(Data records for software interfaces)
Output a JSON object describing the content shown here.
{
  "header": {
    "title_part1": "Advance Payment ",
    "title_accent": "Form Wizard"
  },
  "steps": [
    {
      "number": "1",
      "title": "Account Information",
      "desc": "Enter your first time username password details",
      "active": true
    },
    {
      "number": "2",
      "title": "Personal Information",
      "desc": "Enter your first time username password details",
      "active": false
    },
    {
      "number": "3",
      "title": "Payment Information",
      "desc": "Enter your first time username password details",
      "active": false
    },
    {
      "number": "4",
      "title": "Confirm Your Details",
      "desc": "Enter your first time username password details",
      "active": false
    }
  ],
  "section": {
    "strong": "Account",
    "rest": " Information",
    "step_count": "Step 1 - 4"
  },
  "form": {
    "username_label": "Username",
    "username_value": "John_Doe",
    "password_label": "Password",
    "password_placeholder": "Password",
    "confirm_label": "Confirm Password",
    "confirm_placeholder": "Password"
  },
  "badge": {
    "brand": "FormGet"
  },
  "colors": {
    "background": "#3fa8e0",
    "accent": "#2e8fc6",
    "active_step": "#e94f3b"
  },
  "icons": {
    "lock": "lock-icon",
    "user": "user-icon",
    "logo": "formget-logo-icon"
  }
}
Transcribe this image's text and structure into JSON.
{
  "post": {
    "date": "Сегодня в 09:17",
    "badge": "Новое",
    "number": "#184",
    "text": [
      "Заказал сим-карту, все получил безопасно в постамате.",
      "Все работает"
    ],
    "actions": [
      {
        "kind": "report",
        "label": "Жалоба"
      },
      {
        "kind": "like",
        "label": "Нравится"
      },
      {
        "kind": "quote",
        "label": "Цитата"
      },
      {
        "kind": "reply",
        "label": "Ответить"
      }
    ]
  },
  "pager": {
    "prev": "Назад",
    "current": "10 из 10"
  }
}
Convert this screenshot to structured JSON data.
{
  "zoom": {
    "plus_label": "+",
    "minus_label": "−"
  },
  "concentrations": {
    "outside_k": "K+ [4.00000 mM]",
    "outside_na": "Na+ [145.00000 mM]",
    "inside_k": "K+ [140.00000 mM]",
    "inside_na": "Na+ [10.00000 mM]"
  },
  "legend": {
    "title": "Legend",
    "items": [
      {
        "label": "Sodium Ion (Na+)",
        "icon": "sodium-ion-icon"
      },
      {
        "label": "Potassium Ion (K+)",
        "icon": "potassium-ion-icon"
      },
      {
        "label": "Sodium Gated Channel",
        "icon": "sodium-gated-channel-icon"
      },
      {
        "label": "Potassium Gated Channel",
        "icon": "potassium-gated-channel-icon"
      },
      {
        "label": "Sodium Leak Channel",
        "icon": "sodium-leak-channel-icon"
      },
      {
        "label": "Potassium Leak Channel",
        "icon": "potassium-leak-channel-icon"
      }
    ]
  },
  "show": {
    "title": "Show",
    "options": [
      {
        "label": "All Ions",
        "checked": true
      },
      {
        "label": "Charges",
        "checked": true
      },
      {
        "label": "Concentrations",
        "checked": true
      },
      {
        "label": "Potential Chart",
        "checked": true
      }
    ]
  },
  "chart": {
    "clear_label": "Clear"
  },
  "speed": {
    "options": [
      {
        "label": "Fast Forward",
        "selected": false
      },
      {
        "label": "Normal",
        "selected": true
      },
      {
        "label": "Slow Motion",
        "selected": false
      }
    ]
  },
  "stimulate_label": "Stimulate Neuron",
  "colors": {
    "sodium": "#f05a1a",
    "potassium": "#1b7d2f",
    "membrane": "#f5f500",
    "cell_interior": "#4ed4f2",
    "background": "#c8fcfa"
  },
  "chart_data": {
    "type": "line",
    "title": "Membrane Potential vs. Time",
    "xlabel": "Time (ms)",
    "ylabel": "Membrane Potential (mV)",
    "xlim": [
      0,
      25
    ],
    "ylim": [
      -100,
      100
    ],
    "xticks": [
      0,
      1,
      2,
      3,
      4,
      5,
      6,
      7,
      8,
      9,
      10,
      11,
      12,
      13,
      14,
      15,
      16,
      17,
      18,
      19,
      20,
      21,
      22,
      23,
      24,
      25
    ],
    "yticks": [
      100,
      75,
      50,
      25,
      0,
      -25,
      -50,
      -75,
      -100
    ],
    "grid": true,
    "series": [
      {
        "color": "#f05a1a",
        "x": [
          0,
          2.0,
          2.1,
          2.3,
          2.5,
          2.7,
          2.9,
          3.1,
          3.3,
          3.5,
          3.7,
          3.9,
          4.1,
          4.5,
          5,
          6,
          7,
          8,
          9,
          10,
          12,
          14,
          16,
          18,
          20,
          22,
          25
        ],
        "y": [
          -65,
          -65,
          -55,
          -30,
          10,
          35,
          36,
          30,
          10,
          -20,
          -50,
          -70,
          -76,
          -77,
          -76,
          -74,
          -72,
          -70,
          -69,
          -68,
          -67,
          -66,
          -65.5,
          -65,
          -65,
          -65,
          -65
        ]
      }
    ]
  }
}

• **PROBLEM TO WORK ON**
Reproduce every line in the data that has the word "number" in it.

• **SOLVED PROBLEM**
      "number": "1",
      "number": "2",
      "number": "3",
      "number": "4",
    "number": "#184",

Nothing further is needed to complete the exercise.